-- Material provided follows --

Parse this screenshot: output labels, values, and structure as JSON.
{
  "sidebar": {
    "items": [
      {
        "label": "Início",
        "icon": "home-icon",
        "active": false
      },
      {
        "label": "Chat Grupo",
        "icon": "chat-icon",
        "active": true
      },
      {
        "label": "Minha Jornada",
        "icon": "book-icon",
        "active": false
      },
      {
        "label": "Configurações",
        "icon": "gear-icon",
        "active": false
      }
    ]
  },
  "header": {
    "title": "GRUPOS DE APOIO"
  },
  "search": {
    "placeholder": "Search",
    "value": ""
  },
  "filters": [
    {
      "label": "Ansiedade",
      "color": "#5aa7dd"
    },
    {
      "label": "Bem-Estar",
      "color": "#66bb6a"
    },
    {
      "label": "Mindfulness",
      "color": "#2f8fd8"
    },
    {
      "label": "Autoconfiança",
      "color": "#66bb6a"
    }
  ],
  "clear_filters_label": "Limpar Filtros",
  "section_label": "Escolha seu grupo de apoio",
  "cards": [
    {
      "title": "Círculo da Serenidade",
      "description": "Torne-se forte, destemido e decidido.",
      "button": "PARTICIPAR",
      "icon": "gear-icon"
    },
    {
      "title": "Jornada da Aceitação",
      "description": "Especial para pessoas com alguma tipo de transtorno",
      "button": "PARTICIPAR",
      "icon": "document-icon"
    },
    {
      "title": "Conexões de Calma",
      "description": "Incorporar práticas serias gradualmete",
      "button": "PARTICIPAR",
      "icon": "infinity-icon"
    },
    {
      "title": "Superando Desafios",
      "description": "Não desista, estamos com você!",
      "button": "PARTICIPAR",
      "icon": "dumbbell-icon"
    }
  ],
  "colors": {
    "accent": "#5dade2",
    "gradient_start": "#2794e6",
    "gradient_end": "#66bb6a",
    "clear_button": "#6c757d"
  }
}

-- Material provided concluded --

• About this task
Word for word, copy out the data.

• Exercise output
Parse this screenshot: output labels, values, and structure as JSON.
{
  "sidebar": {
    "items": [
      {
        "label": "Início",
        "icon": "home-icon",
        "active": false
      },
      {
        "label": "Chat Grupo",
        "icon": "chat-icon",
        "active": true
      },
      {
        "label": "Minha Jornada",
        "icon": "book-icon",
        "active": false
      },
      {
        "label": "Configurações",
        "icon": "gear-icon",
        "active": false
      }
    ]
  },
  "header": {
    "title": "GRUPOS DE APOIO"
  },
  "search": {
    "placeholder": "Search",
    "value": ""
  },
  "filters": [
    {
      "label": "Ansiedade",
      "color": "#5aa7dd"
    },
    {
      "label": "Bem-Estar",
      "color": "#66bb6a"
    },
    {
      "label": "Mindfulness",
      "color": "#2f8fd8"
    },
    {
      "label": "Autoconfiança",
      "color": "#66bb6a"
    }
  ],
  "clear_filters_label": "Limpar Filtros",
  "section_label": "Escolha seu grupo de apoio",
  "cards": [
    {
      "title": "Círculo da Serenidade",
      "description": "Torne-se forte, destemido e decidido.",
      "button": "PARTICIPAR",
      "icon": "gear-icon"
    },
    {
      "title": "Jornada da Aceitação",
      "description": "Especial para pessoas com alguma tipo de transtorno",
      "button": "PARTICIPAR",
      "icon": "document-icon"
    },
    {
      "title": "Conexões de Calma",
      "description": "Incorporar práticas serias gradualmete",
      "button": "PARTICIPAR",
      "icon": "infinity-icon"
    },
    {
      "title": "Superando Desafios",
      "description": "Não desista, estamos com você!",
      "button": "PARTICIPAR",
      "icon": "dumbbell-icon"
    }
  ],
  "colors": {
    "accent": "#5dade2",
    "gradient_start": "#2794e6",
    "gradient_end": "#66bb6a",
    "clear_button": "#6c757d"
  }
}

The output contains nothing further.